RadioShack Corp. (NYSE: RSH) is one of the 2013 turnarounds that almost looked promising earlier in the year. It turns out that RadioShack’s systemic issues are too much for the new CEO to somehow integrate a drugstore background into a winning plan. New concept stores may not even allow a quick enough fix.
24/7 Wall St. featured nine promising turnaround stocks back in April, and some of them have risen handily since. We just highlighted five that have continued to rise. RadioShack has not, as its shares were around $3.30 at the time and now are down to $2.80. While that may not be a horrible drop, considering that the stock is in turnaround mode, you have to remember that the bull market’s rising tide has lifted most ships.
RadioShack’s turnaround is based on a repositioning of the brand, revamping its product assortment and reinvigorating its (not so great) store experience, operating efficiency and financial flexibility. It remains difficult to know if RadioShack’s plan to add more than 100 concept and brand statement stores by the end of the year is a realistic goal. Changing inventory in the existing 4,300 stores may also be harder to achieve than it sounds.
RadioShack already warned that its turnaround will take several quarters. The problem is that this may be too late. Sales have remained in decline, and its most recent quarter saw a loss much wider than expected. Is it any shock that guidance was lowered for 2013 and 2014? Shares have been volatile and not seen a sustained recovery.
Even the news of a GE refinancing of the company’s debt has failed to yield any serious sustainable benefit to RadioShack. Another concern here is that RadioShack shares failed to hold $4.00 in late September, and the stock has punished anyone who dared to believe in the story. It is hard to get a turnaround going when you keep causing losses of 30% and more for new shareholders in a short period.
We would point out that rival Best Buy Co. (NYSE: BBY) was on the list of promising turnarounds for 2013. Its shares were in a strong turnaround in April, and they have continued to rise since. Best Buy’s woes were a bit different than RadioShack’s, but it also was facing significant pressures that were in part overlapping with RadioShack. Best Buy has been able to shed its image of being a virtual showroom for Amazon and other great retailers. RadioShack remains in the position of having a hard time getting people in the door.
After closing at $2.80, its 52-week range is $1.90 to $4.36. Zacks Investment Research even recently gave RadioShack the dubious Bear of the Day rating and most analysts have simply dropped coverage.
Maybe The Shack should call Carl Icahn and see if he has any ideas.
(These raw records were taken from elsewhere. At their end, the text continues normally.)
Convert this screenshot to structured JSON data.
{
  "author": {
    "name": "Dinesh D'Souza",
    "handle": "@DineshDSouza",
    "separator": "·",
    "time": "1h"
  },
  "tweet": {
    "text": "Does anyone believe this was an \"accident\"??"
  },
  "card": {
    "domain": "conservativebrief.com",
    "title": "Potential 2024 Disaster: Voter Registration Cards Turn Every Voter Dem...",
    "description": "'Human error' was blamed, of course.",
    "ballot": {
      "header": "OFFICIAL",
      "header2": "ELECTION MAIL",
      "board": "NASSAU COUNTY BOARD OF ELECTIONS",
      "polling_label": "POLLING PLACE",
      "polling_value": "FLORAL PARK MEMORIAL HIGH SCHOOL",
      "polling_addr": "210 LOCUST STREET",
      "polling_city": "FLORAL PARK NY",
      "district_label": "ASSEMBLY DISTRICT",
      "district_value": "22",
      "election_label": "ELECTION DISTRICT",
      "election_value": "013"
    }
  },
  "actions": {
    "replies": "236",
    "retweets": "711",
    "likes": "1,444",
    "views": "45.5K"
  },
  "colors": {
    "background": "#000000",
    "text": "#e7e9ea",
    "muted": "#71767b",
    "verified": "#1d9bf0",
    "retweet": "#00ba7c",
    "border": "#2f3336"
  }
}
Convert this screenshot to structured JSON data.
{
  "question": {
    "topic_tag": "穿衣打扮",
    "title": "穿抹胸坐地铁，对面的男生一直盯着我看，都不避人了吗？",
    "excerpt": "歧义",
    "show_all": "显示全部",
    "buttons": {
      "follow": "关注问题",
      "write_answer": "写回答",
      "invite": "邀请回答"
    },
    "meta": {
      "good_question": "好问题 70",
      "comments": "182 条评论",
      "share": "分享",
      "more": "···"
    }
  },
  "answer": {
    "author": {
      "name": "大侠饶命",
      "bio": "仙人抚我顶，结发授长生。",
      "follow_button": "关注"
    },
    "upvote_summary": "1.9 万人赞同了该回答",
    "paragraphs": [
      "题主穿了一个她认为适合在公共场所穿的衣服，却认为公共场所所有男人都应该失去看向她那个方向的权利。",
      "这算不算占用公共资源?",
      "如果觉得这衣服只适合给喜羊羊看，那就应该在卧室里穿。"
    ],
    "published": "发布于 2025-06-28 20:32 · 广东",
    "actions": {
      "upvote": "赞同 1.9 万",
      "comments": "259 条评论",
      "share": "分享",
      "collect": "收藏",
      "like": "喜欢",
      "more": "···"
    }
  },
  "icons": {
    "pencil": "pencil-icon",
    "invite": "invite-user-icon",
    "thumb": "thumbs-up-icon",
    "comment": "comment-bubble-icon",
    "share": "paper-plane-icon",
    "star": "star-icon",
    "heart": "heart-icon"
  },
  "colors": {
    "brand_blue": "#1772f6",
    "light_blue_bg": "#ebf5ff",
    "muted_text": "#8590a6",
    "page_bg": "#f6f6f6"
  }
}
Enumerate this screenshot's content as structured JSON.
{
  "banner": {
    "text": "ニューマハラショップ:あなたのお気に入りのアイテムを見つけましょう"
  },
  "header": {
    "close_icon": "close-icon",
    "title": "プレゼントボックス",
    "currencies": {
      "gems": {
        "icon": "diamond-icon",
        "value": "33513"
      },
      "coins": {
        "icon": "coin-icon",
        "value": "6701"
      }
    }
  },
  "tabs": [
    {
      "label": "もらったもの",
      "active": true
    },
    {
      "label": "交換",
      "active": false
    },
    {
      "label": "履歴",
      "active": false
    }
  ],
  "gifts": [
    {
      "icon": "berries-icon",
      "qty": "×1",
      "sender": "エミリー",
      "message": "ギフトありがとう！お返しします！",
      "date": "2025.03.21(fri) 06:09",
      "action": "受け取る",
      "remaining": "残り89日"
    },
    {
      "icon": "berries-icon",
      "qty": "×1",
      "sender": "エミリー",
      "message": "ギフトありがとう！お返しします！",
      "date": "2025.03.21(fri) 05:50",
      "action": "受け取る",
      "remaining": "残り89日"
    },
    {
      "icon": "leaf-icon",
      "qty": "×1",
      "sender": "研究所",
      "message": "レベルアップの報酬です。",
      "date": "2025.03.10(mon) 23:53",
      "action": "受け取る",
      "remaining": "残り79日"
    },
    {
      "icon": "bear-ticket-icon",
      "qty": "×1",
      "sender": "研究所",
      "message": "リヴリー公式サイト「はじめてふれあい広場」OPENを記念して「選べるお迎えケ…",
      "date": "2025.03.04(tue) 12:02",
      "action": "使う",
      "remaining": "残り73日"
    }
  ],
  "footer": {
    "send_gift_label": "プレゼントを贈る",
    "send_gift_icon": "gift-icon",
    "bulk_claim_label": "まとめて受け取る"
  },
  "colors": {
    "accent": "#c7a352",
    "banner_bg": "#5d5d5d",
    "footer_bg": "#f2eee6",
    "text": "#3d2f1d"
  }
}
We would love to see this turnaround make the turn. It is just hard to visualize at the moment.